Why It’s So Significant That Virginia Looks Set To Abolish the Death Penalty
February 9, 2021
Virginia’s use of the death penalty dates back over 400 years—to 1608, when Jamestown settlers carried out the first recorded execution in the then-European colonies. In the centuries since, amid periods of slavery, Reconstruction and Jim Crow segregation, Virginia has executed hundreds of people; since 1976, Virginia has executed 113 people, a higher percentage of death row inmates than any other U.S. state, and the highest number of state executions second only to Texas.
But on Feb. 3 and 5 respectively, Virginia’s Democratic Senate and House of Delegates voted to abolish the state’s death penalty, and Democratic Gov. Ralph Northam has said he plans to sign the bill into law. This would make Virginia the first Southern state to abolish the death penalty.
Virginia Must Prevent Wrongful Executions
Earl Washington Jr. came within eight days of being executed in Virginia for a crime he didn’t commit. He spent 16 years on death row before being exonerated. He was just 22 years old, with an IQ of 69 (equivalent to a 9- or 10-year-old), when he was ripped from his home and his family and sentenced to die. Eventually, DNA testing would lead to his exoneration, but not before robbing him of a decade and a half of his life — a life that was nearly extinguished altogether. His story, as shocking as it is, is unfortunately not that unusual.
Two Virginia Prosecutors Renounce State’s ‘Death Machine’
January 25, 2021
We are Commonwealth’s Attorneys, criminal prosecutors who have sworn an oath to do justice for the people of Virginia.
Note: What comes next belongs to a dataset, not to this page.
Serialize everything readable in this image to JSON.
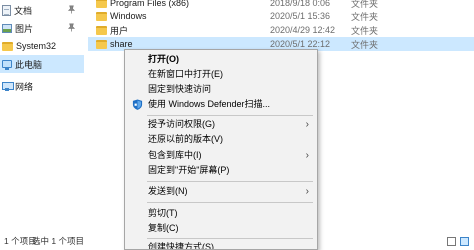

Our sacred trust is to keep people safe, to do justice for all, and to ensure that the people who commit crimes receive fair and just punishment.
We are responsible for reflecting the values of our community and for recognizing the self-evident truth that all people, from the most righteous to the most depraved, are our brothers and sisters.